= BRIEF =
Scan the records below. Copy every line in which the word "from" appears.
━━━━━━━━
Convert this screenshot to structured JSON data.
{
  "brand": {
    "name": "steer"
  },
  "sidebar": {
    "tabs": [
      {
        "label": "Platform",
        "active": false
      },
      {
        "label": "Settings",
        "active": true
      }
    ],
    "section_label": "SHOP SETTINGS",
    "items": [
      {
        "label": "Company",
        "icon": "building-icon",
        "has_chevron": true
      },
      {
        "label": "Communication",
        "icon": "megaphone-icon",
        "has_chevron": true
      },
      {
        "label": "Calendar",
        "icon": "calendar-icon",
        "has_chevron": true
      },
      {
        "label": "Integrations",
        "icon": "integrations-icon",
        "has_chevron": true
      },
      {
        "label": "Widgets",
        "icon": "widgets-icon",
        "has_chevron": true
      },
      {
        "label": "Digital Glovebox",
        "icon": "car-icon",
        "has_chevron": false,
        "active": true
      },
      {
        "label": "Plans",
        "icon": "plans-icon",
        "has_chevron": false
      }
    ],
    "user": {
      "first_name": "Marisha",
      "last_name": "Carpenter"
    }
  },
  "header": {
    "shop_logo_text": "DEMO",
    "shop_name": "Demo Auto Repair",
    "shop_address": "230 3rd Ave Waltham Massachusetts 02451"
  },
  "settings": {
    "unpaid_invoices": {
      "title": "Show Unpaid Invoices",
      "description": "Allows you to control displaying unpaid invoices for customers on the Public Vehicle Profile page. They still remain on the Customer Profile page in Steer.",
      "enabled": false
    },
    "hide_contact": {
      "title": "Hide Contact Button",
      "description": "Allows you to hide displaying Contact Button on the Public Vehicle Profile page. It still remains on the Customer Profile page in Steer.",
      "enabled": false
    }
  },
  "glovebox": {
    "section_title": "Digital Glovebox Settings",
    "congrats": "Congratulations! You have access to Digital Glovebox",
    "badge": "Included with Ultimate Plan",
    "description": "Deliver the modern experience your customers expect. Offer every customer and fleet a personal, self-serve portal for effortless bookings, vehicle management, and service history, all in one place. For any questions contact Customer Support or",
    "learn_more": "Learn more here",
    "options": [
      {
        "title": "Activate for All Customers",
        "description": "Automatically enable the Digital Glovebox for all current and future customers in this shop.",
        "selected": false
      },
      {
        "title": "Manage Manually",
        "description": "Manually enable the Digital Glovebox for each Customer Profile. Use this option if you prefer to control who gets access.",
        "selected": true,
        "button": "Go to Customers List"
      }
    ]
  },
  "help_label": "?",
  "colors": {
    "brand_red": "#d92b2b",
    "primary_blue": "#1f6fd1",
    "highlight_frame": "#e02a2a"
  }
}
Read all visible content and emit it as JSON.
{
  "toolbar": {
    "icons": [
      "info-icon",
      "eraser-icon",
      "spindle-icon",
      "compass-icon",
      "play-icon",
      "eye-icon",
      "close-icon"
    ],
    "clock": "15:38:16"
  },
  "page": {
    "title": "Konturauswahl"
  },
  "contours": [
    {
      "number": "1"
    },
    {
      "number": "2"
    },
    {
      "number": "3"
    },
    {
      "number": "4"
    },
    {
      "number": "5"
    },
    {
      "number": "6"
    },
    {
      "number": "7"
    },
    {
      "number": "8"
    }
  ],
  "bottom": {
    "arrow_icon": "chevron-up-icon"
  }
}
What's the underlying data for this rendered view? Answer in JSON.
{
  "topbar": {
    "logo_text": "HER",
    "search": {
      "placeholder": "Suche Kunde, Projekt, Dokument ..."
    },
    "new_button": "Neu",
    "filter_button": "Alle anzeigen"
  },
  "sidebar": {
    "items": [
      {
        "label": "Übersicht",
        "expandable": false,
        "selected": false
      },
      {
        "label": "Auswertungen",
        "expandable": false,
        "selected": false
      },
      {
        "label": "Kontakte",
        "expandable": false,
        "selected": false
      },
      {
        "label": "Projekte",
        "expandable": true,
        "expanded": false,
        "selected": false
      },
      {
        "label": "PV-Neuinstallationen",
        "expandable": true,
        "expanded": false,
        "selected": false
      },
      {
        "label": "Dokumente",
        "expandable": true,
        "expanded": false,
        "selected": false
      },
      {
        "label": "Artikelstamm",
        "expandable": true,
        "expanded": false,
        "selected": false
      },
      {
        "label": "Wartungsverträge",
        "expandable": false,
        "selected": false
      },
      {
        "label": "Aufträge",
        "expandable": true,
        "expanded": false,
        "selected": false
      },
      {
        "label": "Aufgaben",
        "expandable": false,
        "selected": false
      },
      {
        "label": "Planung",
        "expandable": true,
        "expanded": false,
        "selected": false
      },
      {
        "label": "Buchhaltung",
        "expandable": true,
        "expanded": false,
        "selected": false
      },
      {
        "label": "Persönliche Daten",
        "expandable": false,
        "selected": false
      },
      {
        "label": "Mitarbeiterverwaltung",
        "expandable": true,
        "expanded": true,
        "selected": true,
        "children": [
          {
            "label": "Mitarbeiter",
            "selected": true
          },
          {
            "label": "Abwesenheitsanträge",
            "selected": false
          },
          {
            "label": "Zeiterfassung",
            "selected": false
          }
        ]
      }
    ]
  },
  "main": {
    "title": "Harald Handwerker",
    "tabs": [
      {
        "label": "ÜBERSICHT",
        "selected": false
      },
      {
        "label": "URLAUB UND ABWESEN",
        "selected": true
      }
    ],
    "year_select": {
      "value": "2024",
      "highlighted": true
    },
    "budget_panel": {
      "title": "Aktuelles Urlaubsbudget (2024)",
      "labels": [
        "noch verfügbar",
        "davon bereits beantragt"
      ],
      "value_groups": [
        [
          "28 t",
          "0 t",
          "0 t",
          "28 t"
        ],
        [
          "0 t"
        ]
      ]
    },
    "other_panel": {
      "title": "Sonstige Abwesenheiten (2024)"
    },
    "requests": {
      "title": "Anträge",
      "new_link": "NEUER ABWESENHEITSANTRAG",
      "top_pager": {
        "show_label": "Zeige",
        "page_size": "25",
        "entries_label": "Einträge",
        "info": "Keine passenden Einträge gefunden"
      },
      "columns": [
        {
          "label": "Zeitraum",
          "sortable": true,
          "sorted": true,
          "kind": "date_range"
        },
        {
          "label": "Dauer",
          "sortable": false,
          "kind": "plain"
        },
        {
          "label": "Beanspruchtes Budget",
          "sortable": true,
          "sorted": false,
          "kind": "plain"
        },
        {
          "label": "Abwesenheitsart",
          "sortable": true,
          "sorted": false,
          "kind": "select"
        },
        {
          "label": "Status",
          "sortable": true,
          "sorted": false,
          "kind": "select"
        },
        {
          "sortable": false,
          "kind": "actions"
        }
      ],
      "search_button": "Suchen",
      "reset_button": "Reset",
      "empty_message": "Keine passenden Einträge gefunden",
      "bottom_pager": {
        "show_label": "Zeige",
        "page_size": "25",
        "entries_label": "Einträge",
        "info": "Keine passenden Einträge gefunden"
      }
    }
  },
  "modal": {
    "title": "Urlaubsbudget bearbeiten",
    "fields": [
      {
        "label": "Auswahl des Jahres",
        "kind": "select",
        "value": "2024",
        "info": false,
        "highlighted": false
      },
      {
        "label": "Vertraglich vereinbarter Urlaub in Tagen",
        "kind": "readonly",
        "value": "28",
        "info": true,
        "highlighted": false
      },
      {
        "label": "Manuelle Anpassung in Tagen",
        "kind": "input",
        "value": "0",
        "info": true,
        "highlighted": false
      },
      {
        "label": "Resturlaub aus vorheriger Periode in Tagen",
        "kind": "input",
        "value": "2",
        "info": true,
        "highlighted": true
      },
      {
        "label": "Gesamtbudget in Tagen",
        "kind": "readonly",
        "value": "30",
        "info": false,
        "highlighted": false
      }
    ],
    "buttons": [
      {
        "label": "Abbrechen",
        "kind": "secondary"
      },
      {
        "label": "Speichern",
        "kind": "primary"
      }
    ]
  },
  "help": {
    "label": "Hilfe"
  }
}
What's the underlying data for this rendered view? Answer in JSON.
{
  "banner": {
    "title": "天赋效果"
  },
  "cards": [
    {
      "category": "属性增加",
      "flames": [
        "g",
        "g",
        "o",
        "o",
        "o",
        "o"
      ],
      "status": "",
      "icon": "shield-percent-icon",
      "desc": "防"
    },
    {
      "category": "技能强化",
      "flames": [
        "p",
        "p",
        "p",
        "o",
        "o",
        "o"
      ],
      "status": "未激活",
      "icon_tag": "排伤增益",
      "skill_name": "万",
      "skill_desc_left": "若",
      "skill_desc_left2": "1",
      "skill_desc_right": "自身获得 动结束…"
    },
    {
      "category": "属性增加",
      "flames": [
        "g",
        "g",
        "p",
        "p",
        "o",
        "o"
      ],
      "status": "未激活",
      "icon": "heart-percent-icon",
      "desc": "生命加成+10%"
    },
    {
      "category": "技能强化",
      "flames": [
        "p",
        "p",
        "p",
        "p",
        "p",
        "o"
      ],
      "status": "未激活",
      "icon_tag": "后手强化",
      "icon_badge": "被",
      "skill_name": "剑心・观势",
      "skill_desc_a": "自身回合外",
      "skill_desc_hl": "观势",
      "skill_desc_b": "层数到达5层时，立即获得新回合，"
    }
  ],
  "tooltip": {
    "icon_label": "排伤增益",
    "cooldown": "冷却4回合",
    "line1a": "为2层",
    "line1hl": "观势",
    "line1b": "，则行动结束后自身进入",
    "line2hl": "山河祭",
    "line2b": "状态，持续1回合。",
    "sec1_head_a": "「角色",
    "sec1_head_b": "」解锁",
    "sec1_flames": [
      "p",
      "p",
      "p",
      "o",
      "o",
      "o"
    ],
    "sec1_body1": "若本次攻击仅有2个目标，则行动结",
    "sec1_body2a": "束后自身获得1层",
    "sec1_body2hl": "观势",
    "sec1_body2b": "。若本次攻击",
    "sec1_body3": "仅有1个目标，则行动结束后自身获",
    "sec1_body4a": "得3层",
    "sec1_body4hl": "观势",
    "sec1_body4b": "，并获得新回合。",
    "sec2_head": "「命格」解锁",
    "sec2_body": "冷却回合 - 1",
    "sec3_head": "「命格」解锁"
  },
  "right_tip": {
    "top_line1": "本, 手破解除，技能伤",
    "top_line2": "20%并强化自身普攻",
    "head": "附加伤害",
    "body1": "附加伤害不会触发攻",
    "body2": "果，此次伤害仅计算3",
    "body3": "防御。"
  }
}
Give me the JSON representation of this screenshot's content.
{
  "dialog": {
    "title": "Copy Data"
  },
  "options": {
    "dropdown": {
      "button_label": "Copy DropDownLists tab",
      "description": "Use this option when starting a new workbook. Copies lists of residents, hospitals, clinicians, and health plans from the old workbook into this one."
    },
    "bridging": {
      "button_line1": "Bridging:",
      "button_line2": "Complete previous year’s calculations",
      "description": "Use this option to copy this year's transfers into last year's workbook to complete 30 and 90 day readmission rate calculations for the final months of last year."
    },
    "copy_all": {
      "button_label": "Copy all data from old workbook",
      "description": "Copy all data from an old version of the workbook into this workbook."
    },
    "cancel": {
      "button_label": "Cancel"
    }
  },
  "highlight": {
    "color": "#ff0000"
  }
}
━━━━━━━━
= PROBLEM SOLUTION =
      "description": "Use this option when starting a new workbook. Copies lists of residents, hospitals, clinicians, and health plans from the old workbook into this one."
      "button_label": "Copy all data from old workbook",
      "description": "Copy all data from an old version of the workbook into this workbook."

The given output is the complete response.